- [Exercise requirements] Give back a single number: the count of lines in the data that contain the string "post".

[Extracted records]
----
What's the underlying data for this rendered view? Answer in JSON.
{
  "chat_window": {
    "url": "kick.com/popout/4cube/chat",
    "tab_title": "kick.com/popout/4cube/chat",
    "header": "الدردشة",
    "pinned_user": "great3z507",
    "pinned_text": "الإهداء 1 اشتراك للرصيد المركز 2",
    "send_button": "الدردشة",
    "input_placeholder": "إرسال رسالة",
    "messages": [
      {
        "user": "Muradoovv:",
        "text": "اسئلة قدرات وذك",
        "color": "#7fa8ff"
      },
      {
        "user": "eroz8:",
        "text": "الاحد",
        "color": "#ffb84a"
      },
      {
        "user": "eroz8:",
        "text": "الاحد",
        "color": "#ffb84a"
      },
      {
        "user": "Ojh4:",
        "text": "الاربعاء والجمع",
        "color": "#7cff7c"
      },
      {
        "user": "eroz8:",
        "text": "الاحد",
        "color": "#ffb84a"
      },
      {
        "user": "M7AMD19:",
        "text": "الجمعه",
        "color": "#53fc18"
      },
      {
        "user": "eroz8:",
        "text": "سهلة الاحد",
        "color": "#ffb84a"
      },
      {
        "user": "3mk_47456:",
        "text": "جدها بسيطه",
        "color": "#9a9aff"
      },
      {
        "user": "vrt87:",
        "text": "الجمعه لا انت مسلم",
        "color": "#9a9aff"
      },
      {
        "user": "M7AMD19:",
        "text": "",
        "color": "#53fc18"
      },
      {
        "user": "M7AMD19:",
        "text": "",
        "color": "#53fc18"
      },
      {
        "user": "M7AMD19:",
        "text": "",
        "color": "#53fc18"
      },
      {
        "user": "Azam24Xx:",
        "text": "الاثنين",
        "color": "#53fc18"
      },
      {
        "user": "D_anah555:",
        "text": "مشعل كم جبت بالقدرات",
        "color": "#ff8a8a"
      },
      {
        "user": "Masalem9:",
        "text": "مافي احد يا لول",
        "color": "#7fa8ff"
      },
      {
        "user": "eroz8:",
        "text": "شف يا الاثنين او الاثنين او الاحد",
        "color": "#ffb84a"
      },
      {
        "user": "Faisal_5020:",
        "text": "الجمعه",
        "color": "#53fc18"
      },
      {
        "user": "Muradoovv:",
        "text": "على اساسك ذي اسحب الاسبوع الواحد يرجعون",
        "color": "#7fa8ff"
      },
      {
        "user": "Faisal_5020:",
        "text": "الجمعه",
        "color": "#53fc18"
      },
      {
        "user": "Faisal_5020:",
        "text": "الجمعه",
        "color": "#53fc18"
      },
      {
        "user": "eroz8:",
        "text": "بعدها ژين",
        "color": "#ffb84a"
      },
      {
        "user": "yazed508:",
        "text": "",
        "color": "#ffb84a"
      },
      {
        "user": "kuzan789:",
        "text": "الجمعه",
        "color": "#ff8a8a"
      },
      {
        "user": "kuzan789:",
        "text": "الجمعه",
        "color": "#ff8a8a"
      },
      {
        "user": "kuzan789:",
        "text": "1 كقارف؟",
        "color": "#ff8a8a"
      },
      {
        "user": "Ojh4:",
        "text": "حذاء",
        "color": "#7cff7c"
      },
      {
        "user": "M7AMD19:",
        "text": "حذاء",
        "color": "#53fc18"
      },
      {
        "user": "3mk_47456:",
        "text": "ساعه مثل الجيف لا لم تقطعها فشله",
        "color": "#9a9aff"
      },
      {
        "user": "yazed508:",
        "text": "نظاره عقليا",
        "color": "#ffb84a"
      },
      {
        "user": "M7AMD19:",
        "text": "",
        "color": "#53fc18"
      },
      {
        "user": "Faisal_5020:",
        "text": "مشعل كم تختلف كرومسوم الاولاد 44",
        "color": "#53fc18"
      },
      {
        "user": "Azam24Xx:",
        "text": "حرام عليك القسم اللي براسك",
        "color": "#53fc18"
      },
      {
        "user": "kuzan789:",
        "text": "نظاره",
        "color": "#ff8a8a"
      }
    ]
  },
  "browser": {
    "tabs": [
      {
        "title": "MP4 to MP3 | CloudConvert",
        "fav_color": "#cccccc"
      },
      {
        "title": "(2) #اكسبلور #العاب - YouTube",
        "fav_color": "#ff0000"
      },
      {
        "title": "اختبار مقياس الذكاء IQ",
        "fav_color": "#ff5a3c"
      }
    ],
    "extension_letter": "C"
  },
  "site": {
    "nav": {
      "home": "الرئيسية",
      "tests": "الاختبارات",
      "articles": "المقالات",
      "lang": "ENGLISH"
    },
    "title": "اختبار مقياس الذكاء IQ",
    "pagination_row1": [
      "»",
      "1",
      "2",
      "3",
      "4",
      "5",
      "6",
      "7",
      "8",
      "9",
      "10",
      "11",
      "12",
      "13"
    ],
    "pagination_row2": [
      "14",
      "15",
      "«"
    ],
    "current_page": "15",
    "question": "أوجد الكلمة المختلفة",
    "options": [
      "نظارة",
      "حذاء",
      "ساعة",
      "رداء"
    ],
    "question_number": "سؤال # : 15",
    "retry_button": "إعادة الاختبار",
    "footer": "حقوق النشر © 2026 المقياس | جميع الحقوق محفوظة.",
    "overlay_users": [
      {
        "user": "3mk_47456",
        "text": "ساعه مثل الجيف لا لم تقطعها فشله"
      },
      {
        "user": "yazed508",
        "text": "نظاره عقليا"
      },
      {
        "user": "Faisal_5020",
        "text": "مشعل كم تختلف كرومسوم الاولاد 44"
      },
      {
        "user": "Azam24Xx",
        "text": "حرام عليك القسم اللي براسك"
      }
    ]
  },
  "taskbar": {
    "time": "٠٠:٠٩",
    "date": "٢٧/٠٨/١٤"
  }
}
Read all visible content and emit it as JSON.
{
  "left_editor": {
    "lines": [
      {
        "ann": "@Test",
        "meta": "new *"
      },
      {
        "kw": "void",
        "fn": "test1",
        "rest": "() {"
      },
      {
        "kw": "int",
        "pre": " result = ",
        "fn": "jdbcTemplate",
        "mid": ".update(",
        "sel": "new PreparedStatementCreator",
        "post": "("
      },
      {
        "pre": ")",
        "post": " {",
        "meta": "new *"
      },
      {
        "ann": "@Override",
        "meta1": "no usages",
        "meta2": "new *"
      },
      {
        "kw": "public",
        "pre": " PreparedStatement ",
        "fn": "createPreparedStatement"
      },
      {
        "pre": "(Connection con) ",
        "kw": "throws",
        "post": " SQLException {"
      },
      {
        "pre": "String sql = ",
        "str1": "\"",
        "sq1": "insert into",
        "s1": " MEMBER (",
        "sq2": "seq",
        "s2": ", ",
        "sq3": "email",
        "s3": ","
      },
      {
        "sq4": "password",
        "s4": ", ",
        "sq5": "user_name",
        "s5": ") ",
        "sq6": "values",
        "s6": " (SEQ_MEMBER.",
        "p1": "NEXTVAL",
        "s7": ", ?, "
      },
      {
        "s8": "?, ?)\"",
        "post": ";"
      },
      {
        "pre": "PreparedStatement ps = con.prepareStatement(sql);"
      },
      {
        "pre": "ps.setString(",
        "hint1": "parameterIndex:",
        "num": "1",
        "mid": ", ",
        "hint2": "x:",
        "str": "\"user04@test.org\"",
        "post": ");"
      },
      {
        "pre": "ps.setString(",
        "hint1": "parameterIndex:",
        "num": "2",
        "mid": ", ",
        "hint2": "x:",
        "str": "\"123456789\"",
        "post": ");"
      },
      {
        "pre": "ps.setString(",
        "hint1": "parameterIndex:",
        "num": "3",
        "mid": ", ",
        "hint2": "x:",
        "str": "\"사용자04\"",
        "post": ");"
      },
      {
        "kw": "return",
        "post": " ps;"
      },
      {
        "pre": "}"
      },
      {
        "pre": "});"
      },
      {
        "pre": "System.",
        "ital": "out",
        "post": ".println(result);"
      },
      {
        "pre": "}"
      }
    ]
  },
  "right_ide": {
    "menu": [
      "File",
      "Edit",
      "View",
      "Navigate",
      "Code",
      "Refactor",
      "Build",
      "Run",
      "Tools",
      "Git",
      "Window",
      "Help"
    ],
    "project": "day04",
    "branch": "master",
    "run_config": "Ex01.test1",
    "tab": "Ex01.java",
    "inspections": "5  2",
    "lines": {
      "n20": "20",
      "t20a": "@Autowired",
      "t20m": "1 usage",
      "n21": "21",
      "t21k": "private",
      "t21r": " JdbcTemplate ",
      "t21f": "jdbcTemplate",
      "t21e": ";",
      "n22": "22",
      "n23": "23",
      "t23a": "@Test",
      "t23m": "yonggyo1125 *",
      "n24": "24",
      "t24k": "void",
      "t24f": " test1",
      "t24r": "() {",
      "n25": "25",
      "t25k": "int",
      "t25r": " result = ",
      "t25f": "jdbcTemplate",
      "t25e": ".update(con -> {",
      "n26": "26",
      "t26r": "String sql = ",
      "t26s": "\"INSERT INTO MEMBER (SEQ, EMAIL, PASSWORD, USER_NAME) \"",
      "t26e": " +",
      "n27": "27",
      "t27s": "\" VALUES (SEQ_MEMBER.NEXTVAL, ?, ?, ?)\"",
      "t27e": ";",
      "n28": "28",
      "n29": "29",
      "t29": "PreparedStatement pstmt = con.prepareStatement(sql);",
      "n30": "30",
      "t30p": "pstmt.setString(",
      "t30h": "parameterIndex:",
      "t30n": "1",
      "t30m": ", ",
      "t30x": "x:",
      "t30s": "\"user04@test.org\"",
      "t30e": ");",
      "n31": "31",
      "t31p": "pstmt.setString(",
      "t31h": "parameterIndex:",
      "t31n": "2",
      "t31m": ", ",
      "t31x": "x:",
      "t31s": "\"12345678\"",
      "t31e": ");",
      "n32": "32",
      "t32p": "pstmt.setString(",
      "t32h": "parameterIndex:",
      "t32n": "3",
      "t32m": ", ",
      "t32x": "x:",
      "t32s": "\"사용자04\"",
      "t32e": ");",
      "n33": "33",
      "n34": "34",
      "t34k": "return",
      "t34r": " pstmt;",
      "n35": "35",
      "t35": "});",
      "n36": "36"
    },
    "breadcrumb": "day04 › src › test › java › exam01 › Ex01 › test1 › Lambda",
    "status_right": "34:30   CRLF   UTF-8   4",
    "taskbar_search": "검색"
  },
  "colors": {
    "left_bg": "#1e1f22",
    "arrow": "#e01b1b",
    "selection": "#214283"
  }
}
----
- [Output] 9